>>> on date/time/datetime objects would perhaps be a bit more controversial,
>>> but would frequently be useful, and there's no obvious downside that
>>> occurs to me.
>>
>> I may be missing something, but that would cause a downside for me.
>>
>> I store Python lists and dicts in a database by calling dumps() when
>> saving them to the database and loads() when retrieving them.
>>
>> If a date was 'dumped' using isoformat(), then on retrieval I would not
>> know whether it was originally a string, which must remain as is, or was
>> originally a date object, which must be converted back to a date object.
>>
>> There is no perfect answer, but my solution works fairly well. When
>> dumping, I use 'default=repr'. This means that dates get dumped as
>> 'datetime.date(2020, 7, 6)'. I look for that pattern on retrieval to
>> detect that it is actually a date object.
> 
> There is no difference whatsoever between matching on the repr output
> you show above and matching on ISO-8601 datetimes, except that at least
> ISO-8601 is an actual standard. So no, you haven't found a downside.

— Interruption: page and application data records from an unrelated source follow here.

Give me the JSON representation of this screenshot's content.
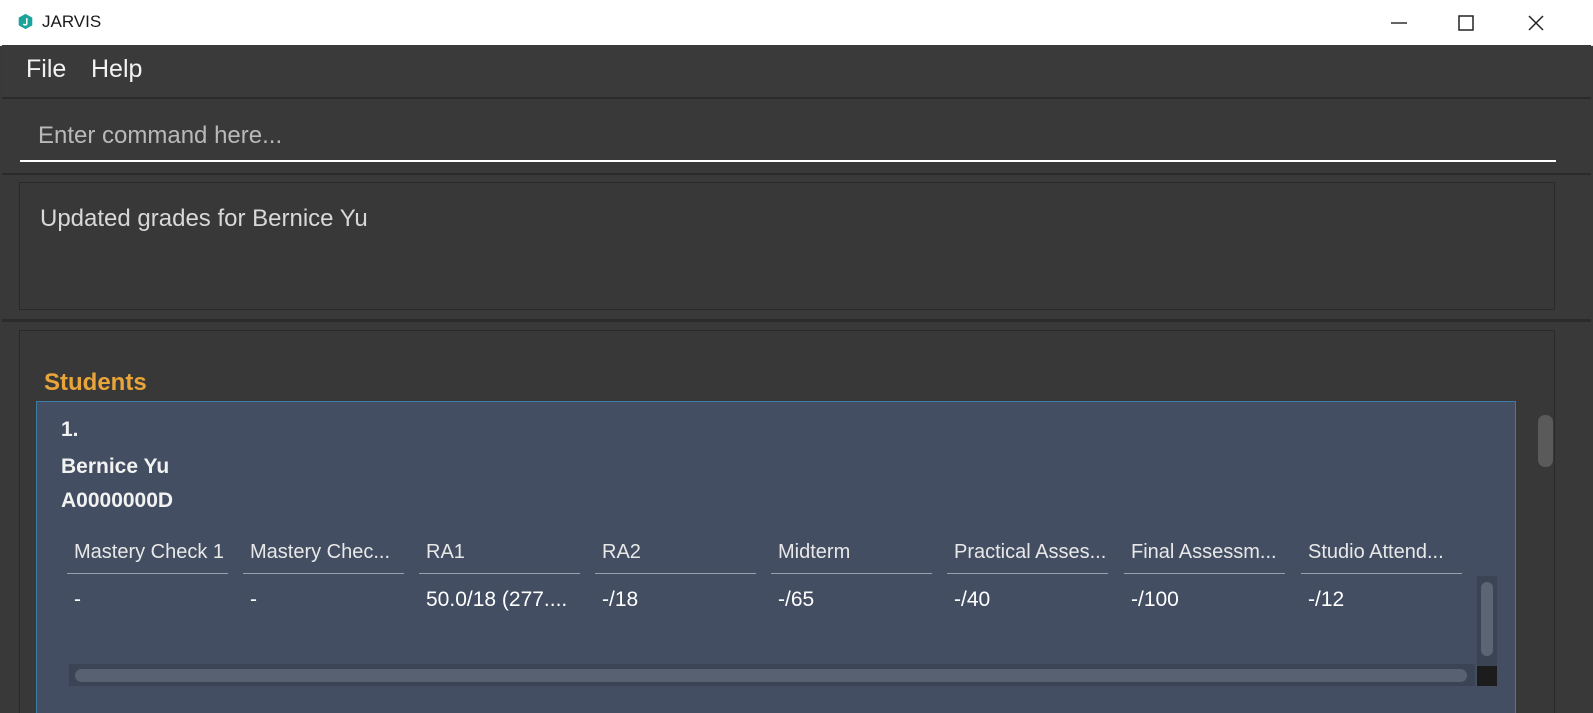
{
  "window": {
    "title": "JARVIS",
    "minimize_glyph": "─",
    "maximize_glyph": "☐",
    "close_glyph": "✕"
  },
  "menu": {
    "items": [
      {
        "label": "File"
      },
      {
        "label": "Help"
      }
    ]
  },
  "command": {
    "placeholder": "Enter command here...",
    "value": ""
  },
  "result": {
    "message": "Updated grades for Bernice Yu"
  },
  "students": {
    "title": "Students",
    "list": [
      {
        "index": "1.",
        "name": "Bernice Yu",
        "matric": "A0000000D",
        "grades": {
          "headers": [
            "Mastery Check 1",
            "Mastery Chec...",
            "RA1",
            "RA2",
            "Midterm",
            "Practical Asses...",
            "Final Assessm...",
            "Studio Attend..."
          ],
          "values": [
            "-",
            "-",
            "50.0/18 (277....",
            "-/18",
            "-/65",
            "-/40",
            "-/100",
            "-/12"
          ]
        }
      }
    ]
  },
  "colors": {
    "accent": "#e8a53a",
    "card_background": "#434e62",
    "card_border": "#3d7ea6",
    "app_background": "#393939",
    "icon_teal": "#1aa39a"
  },
  "icons": {
    "app": "jarvis-app-icon",
    "minimize": "minimize-icon",
    "maximize": "maximize-icon",
    "close": "close-icon"
  }
}
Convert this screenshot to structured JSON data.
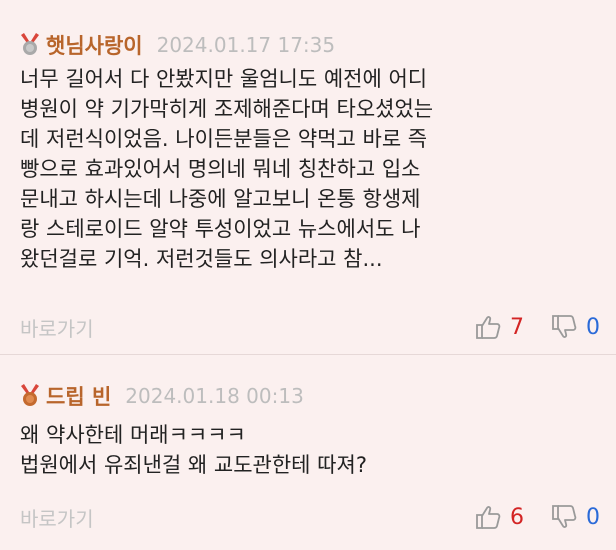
{
  "comments": [
    {
      "nickname": "햇님사랑이",
      "medal": "silver",
      "date": "2024.01.17 17:35",
      "lines": [
        "너무 길어서 다 안봤지만 울엄니도 예전에 어디",
        "병원이 약 기가막히게 조제해준다며 타오셨었는",
        "데 저런식이었음. 나이든분들은 약먹고 바로 즉",
        "빵으로 효과있어서 명의네 뭐네 칭찬하고 입소",
        "문내고 하시는데 나중에 알고보니 온통 항생제",
        "랑 스테로이드 알약 투성이었고 뉴스에서도 나",
        "왔던걸로 기억. 저런것들도 의사라고 참..."
      ],
      "goto_label": "바로가기",
      "upvotes": "7",
      "downvotes": "0"
    },
    {
      "nickname": "드립 빈",
      "medal": "bronze",
      "date": "2024.01.18 00:13",
      "lines": [
        "왜 약사한테 머래ㅋㅋㅋㅋ",
        "법원에서 유죄낸걸 왜 교도관한테 따져?"
      ],
      "goto_label": "바로가기",
      "upvotes": "6",
      "downvotes": "0"
    }
  ],
  "colors": {
    "background": "#fbf0ef",
    "nickname": "#b8652b",
    "upvote": "#d32424",
    "downvote": "#2a6ad8",
    "silver_medal": "#a9a9a9",
    "bronze_medal": "#c46a2f",
    "ribbon": "#d9453a"
  },
  "icons": [
    "medal-icon",
    "thumbs-up-icon",
    "thumbs-down-icon"
  ]
}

> 

I don't understand. As you say, ISO-8601 is a standard, so the original 
object could well have been a string in that format. So how do you 
distinguish between an object that started out as a string, and an 
object that started out as a date/datetime object?

Frank